I mentioned early this week that I would be hosting a giveaway today, but I was just kidding. And by just kidding I mean I fully intended to start the giveaway today, but it is being postponed to next week. So that’s a my bad, and I apologize if you came here to get free things. Now’s your chance to flee.
I took the change of plans for today as an opportunity to address a topic I find to be important. If you weren’t already aware, October is National Breast Cancer Awareness Month. I realize it’s already the 11th but hey! Better late than never!
Keep reading to learn about it’s relevance in my life as well as some interesting statistics I’ve come across recently.
Relevance in My Life
About two years ago, my grandma was diagnosed with breast cancer. Within the next year or so, I learned my aunt had been diagnosed as well. I had never had anyone close to me be diagnosed, so this came as a bit of a horrifying shock. They’re two of the strongest women I know—two women I have always looked up to. I thank God they both detected the cancer in its early stages and received immediate treatment. Today, these two major role models of mine are happy and healthy—back to their normal selves.
While I choose to be in denial about a lot things in life (i.e. the horror of child birth, how many calories were in that milkshake, etc.), I’m not about to have the it-can’t-happen-to-me mindset on this one. The truth is…after my grandma and aunt were diagnosed, I found out my risk of developing breast cancer in the future is higher than I thought. While I was extremely lucky to have two of my most favorite people in this world come out of the battle successful, others are not so lucky. I am so thankful for their outcomes, and I have hope that we can all fight it too.

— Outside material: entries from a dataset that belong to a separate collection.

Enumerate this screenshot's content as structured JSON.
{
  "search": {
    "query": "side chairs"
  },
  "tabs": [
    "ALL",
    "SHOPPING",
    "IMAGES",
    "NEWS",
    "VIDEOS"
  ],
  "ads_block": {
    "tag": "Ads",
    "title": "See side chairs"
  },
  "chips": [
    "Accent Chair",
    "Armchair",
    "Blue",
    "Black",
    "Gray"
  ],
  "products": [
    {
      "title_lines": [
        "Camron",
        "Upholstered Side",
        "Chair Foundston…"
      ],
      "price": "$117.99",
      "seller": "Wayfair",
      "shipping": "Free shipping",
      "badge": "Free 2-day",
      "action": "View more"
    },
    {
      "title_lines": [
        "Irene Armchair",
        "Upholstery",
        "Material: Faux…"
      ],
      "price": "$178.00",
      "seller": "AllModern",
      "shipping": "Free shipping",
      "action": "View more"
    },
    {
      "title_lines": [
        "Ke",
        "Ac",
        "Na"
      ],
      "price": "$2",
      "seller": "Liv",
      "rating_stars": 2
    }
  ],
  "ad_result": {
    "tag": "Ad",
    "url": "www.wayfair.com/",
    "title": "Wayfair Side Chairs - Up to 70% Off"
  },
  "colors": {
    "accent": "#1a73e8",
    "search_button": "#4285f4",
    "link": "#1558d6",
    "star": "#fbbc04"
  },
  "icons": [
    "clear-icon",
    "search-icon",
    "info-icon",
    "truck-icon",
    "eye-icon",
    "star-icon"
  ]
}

Although we can’t completely eliminate the risk for developing breast cancer, we can significantly lower its impact through preventive measures. Early detection is key! Check out the National Breast Cancer Foundation’s self breast exam guide to start being proactive in the fight.
I don’t know about you, but I find statistics really interesting. The grades from my statistics classes in college may tell you otherwise, but it really helps put things in perspective. I encourage you to read through the stats I’ve collected and hope you find them as interesting as I do! (I provided the sources of my information in parentheses after each fact if you’re interested.)
Breast Cancer Statistics
- 1 in 8 women and 1 in 1,000 men in the U.S. are estimated to develop breast cancer at some point during their life (BreastCancer.org)
- It is the most common cancer among women, despite their race (Center for Disease Control and Prevention)
- The risk for a woman doubles if a close family member has been diagnosed—aka mother, sister, or daughter (Susan G. Komen)
- Approximately 85% of women with breast cancer have no family history (BreastCancer.org)
- 8 out of 10 lumps detected in breasts are not cancerous (National Breast Cancer Foundation)
- 40% of women with diagnosed breast cancer found the lump themselves through a self exam (John Hopkins Medical Center)
- Women age 40+ are recommended to get mammograms every 1 to 2 years, depending on your level of risk (National Cancer Institute)
- As of this past September, there are over 2.8 million survivors in the U.S. (American Cancer Society)
Although breast cancer can be a really depressing topic, there is so much hope that goes along with it. I encourage you to research more about it and start doing self exams if you don’t already!
P.S. I recently read the following article written by a woman who was diagnosed with breast cancer in her early 30s. It’s an interesting viewpoint if you want to check it out: National No Bra Day and Breast Cancer Awareness Month — OR — Please Put That Pink Can of Soup Down & Put Your Bra Back On
Questions for you:
Do any of the statistics surprise you?
How has breast cancer impacted your life?